4/3/2020 - Online Events: Mon/Thurs Meditation on Zoom

Monday and Thursday meditation will now be held online using Zoom led by Bhante Sutadhara.

Please be sure to install zoom on your device at least 15 minutes before meeting. For computers: https://zoom.us/signup, for devices use the appropriate install tool (AppStore, PlayStore, etc.)

The free version of Zoom limits meetings to 40 minutes which is why we have scheduled two separate meetings. They will use the same meeting ID but you will have to join each meeting separately. We have scheduled them with a 5 minute break between the first and the second. Click the links below to join the meetings.

Mondays

TIBC Sangha Chanting 7:00pm to 7:40pm
https://us04web.zoom.us/j/9703029535
Meeting ID: 970 302 9535

TIBC Sangha Meditation 7:45pm to 8:25pm
https://us04web.zoom.us/j/9703029535
Meeting ID: 970 302 9535

Thursdays

TIBC Sangha Meditation 7:00pm to 7:40pm
https://us04web.zoom.us/j/9703029535
Meeting ID: 970 302 9535

TIBC Sangha Dhammapada Discussion 7:45pm to 8:25pm
https://us04web.zoom.us/j/9703029535
Meeting ID: 970 302 9535

3/13/2020 - In-Person Classes Suspended

We have suspended Monday, Tuesday, Thursday, Friday and Saturday in-person classes until further notice, to help reduce the spread of the novel coronavirus disease (COVID-19).

Further information:

Jul 27, 2014

Posted in Past Events

The Rains Retreat (Vassa)

Rains Retreat

Vassa, the Rains Retreat, is a three-month annual retreat observed by many sects of Buddhist monks and nuns in Southern Asia. It begins on the day after the full moon day of the eighth lunar month of the common Buddhist calendar, which usually falls in July. The retreat ends on the 15th day of the waxing moon of the eleventh lunar month, usually in October.

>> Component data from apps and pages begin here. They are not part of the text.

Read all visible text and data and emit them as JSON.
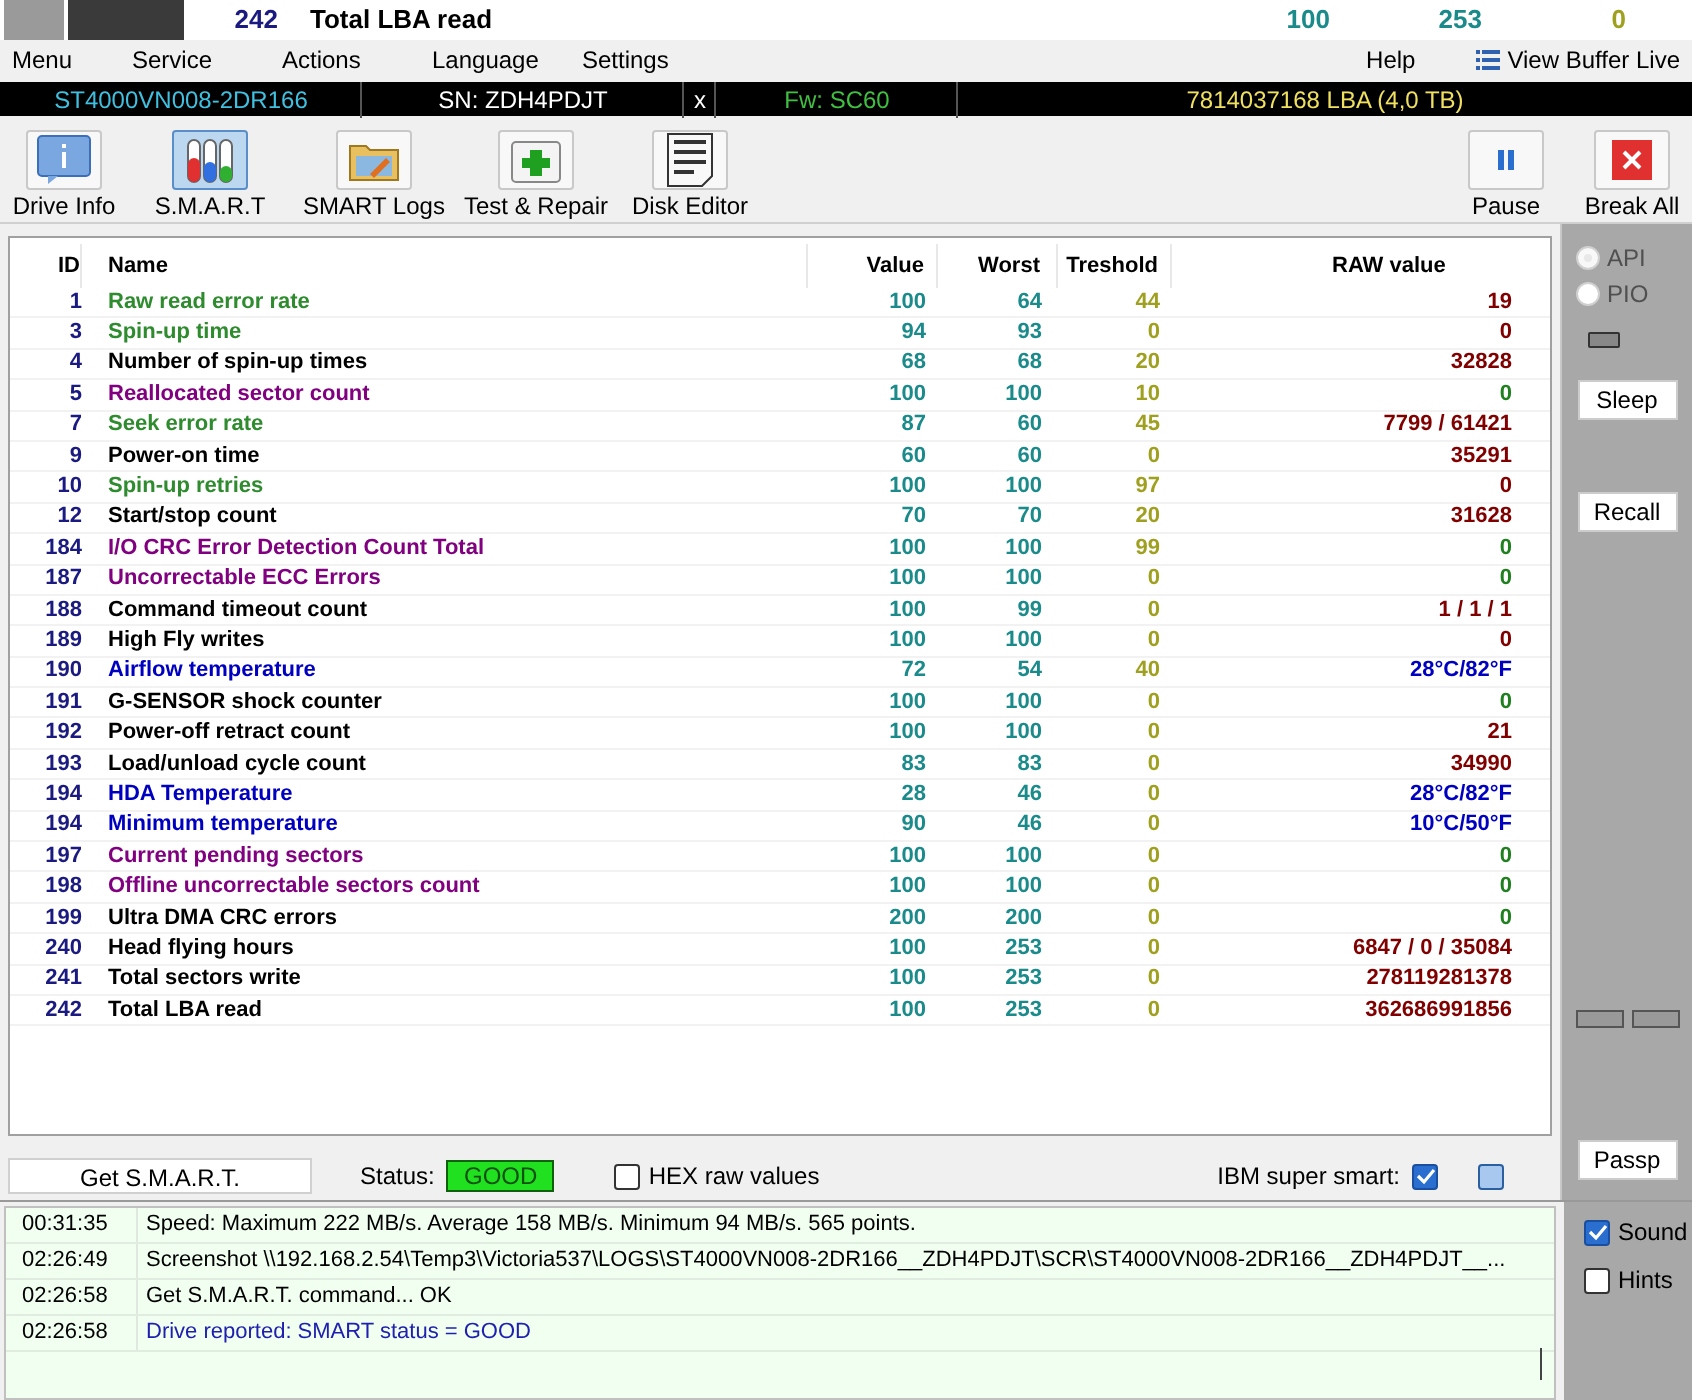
{
  "background_row": {
    "id": "242",
    "name": "Total LBA read",
    "value": "100",
    "worst": "253",
    "threshold": "0"
  },
  "menu": [
    "Menu",
    "Service",
    "Actions",
    "Language",
    "Settings"
  ],
  "menu_right": {
    "help": "Help",
    "view_buffer": "View Buffer Live"
  },
  "drive_bar": {
    "model": "ST4000VN008-2DR166",
    "serial": "SN: ZDH4PDJT",
    "close": "x",
    "firmware": "Fw: SC60",
    "capacity": "7814037168 LBA (4,0 TB)"
  },
  "toolbar": [
    {
      "label": "Drive Info",
      "kind": "info",
      "selected": false
    },
    {
      "label": "S.M.A.R.T",
      "kind": "smart",
      "selected": true
    },
    {
      "label": "SMART Logs",
      "kind": "logs",
      "selected": false
    },
    {
      "label": "Test & Repair",
      "kind": "repair",
      "selected": false
    },
    {
      "label": "Disk Editor",
      "kind": "editor",
      "selected": false
    }
  ],
  "toolbar_right": [
    {
      "label": "Pause",
      "kind": "pause"
    },
    {
      "label": "Break All",
      "kind": "break"
    }
  ],
  "table": {
    "columns": [
      "ID",
      "Name",
      "Value",
      "Worst",
      "Treshold",
      "RAW value"
    ],
    "rows": [
      {
        "id": "1",
        "name": "Raw read error rate",
        "color": "#2e8b2e",
        "value": "100",
        "worst": "64",
        "threshold": "44",
        "raw": "19",
        "kind": "count"
      },
      {
        "id": "3",
        "name": "Spin-up time",
        "color": "#2e8b2e",
        "value": "94",
        "worst": "93",
        "threshold": "0",
        "raw": "0",
        "kind": "count"
      },
      {
        "id": "4",
        "name": "Number of spin-up times",
        "color": "#000000",
        "value": "68",
        "worst": "68",
        "threshold": "20",
        "raw": "32828",
        "kind": "count"
      },
      {
        "id": "5",
        "name": "Reallocated sector count",
        "color": "#800080",
        "value": "100",
        "worst": "100",
        "threshold": "10",
        "raw": "0",
        "kind": "zero"
      },
      {
        "id": "7",
        "name": "Seek error rate",
        "color": "#2e8b2e",
        "value": "87",
        "worst": "60",
        "threshold": "45",
        "raw": "7799 / 61421",
        "kind": "count"
      },
      {
        "id": "9",
        "name": "Power-on time",
        "color": "#000000",
        "value": "60",
        "worst": "60",
        "threshold": "0",
        "raw": "35291",
        "kind": "count"
      },
      {
        "id": "10",
        "name": "Spin-up retries",
        "color": "#2e8b2e",
        "value": "100",
        "worst": "100",
        "threshold": "97",
        "raw": "0",
        "kind": "count"
      },
      {
        "id": "12",
        "name": "Start/stop count",
        "color": "#000000",
        "value": "70",
        "worst": "70",
        "threshold": "20",
        "raw": "31628",
        "kind": "count"
      },
      {
        "id": "184",
        "name": "I/O CRC Error Detection Count Total",
        "color": "#800080",
        "value": "100",
        "worst": "100",
        "threshold": "99",
        "raw": "0",
        "kind": "zero"
      },
      {
        "id": "187",
        "name": "Uncorrectable ECC Errors",
        "color": "#800080",
        "value": "100",
        "worst": "100",
        "threshold": "0",
        "raw": "0",
        "kind": "zero"
      },
      {
        "id": "188",
        "name": "Command timeout count",
        "color": "#000000",
        "value": "100",
        "worst": "99",
        "threshold": "0",
        "raw": "1 / 1 / 1",
        "kind": "count"
      },
      {
        "id": "189",
        "name": "High Fly writes",
        "color": "#000000",
        "value": "100",
        "worst": "100",
        "threshold": "0",
        "raw": "0",
        "kind": "count"
      },
      {
        "id": "190",
        "name": "Airflow temperature",
        "color": "#0000c0",
        "value": "72",
        "worst": "54",
        "threshold": "40",
        "raw": "28°C/82°F",
        "kind": "temperature"
      },
      {
        "id": "191",
        "name": "G-SENSOR shock counter",
        "color": "#000000",
        "value": "100",
        "worst": "100",
        "threshold": "0",
        "raw": "0",
        "kind": "zero"
      },
      {
        "id": "192",
        "name": "Power-off retract count",
        "color": "#000000",
        "value": "100",
        "worst": "100",
        "threshold": "0",
        "raw": "21",
        "kind": "count"
      },
      {
        "id": "193",
        "name": "Load/unload cycle count",
        "color": "#000000",
        "value": "83",
        "worst": "83",
        "threshold": "0",
        "raw": "34990",
        "kind": "count"
      },
      {
        "id": "194",
        "name": "HDA Temperature",
        "color": "#0000c0",
        "value": "28",
        "worst": "46",
        "threshold": "0",
        "raw": "28°C/82°F",
        "kind": "temperature"
      },
      {
        "id": "194",
        "name": "Minimum temperature",
        "color": "#0000c0",
        "value": "90",
        "worst": "46",
        "threshold": "0",
        "raw": "10°C/50°F",
        "kind": "temperature"
      },
      {
        "id": "197",
        "name": "Current pending sectors",
        "color": "#800080",
        "value": "100",
        "worst": "100",
        "threshold": "0",
        "raw": "0",
        "kind": "zero"
      },
      {
        "id": "198",
        "name": "Offline uncorrectable sectors count",
        "color": "#800080",
        "value": "100",
        "worst": "100",
        "threshold": "0",
        "raw": "0",
        "kind": "zero"
      },
      {
        "id": "199",
        "name": "Ultra DMA CRC errors",
        "color": "#000000",
        "value": "200",
        "worst": "200",
        "threshold": "0",
        "raw": "0",
        "kind": "zero"
      },
      {
        "id": "240",
        "name": "Head flying hours",
        "color": "#000000",
        "value": "100",
        "worst": "253",
        "threshold": "0",
        "raw": "6847 / 0 / 35084",
        "kind": "count"
      },
      {
        "id": "241",
        "name": "Total sectors write",
        "color": "#000000",
        "value": "100",
        "worst": "253",
        "threshold": "0",
        "raw": "278119281378",
        "kind": "count"
      },
      {
        "id": "242",
        "name": "Total LBA read",
        "color": "#000000",
        "value": "100",
        "worst": "253",
        "threshold": "0",
        "raw": "362686991856",
        "kind": "count"
      }
    ]
  },
  "side_panel": {
    "api": {
      "label": "API",
      "selected": true,
      "disabled": true
    },
    "pio": {
      "label": "PIO",
      "selected": false,
      "disabled": true
    },
    "buttons": [
      "Sleep",
      "Recall"
    ],
    "passp": "Passp"
  },
  "status_row": {
    "get_smart": "Get S.M.A.R.T.",
    "status_label": "Status:",
    "status_value": "GOOD",
    "hex_raw": {
      "label": "HEX raw values",
      "checked": false
    },
    "ibm": {
      "label": "IBM super smart:",
      "checked": true
    },
    "extra_checked": false
  },
  "log": [
    {
      "time": "00:31:35",
      "message": "Speed: Maximum 222 MB/s. Average 158 MB/s. Minimum 94 MB/s. 565 points.",
      "kind": "normal"
    },
    {
      "time": "02:26:49",
      "message": "Screenshot \\\\192.168.2.54\\Temp3\\Victoria537\\LOGS\\ST4000VN008-2DR166__ZDH4PDJT\\SCR\\ST4000VN008-2DR166__ZDH4PDJT__...",
      "kind": "normal"
    },
    {
      "time": "02:26:58",
      "message": "Get S.M.A.R.T. command... OK",
      "kind": "normal"
    },
    {
      "time": "02:26:58",
      "message": "Drive reported: SMART status = GOOD",
      "kind": "info"
    }
  ],
  "log_options": [
    {
      "label": "Sound",
      "checked": true
    },
    {
      "label": "Hints",
      "checked": false
    }
  ]
}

During Vassa, monks and nuns remain inside monasteries and temple grounds, devoting their time to intensive meditation and study. Laypeople support the monastic sangha by bringing food, candles and other offerings to temples. Laypeople also often observe Vassa by giving up something, such as smoking or eating meat. For this reason, westerners sometimes call Vassa the “Buddhist Lent.”

The tradition of Vassa began during the life of the Buddha. Most of the time, the first Buddhist monks who followed the Buddha did not stay in one place, but walked from village to village to teach. They begged for their food and often slept outdoors, sheltered only by trees.

But during India’s summer rainy season living as homeless ascetics became difficult. So, groups of monks would find a place to stay together until the rain stopped, forming a temporary community. Wealthy laypeople sometimes sheltered monks on their estates. Eventually a few of these patrons built permanent houses for monks, which amounted to an early form of monastery.1

Today and especially here in America the traditions of Vassa have changed with the times and place. There is no longer any monsoon season to speak of  and many monks and nuns are scattered about in temples often consisting of less than a handful of clergy. When Bhante Sutadhara first arrived at An Lac he often observed this period on his own or visiting other temples and monasteries.

The temple’s Vietnamese monks and nuns traditionally mark Vassa by attending a two week retreat with other monks and nuns. During this time they study and chant and except for extenuating circumstances remain cloistered the entire time.

Several years ago the local Sri Lankan community brought back the tradition of observing Kathina (more about Kathina in a later post) at An Lac Mission and while not held at this temple every year it is now a regular observance. this has led to a renewed interest in the Rains Retreat and the laypersons abidance in this long standing tradition.

This year Bhante has planned 6 events during the Vassa period and a Kathina Ceremony. While most of these events will be presented in Sinhalese there will be a special English ceremony on  Sunday, August 31 starting at 6:00PM. It should also be noted that the Kathina Ceremony (Sunday, October 12) is the kind of celebratory multi-language/multicultural event that is inclusive of everyone regardless of their native tongue.

Please make plans to attend, you can find a PDF with the full schedule of events here.

1 Credit needs to be given to Barbara O’Brien as most of the text in the section preceding this footnote was taken from her Vassa post at About.com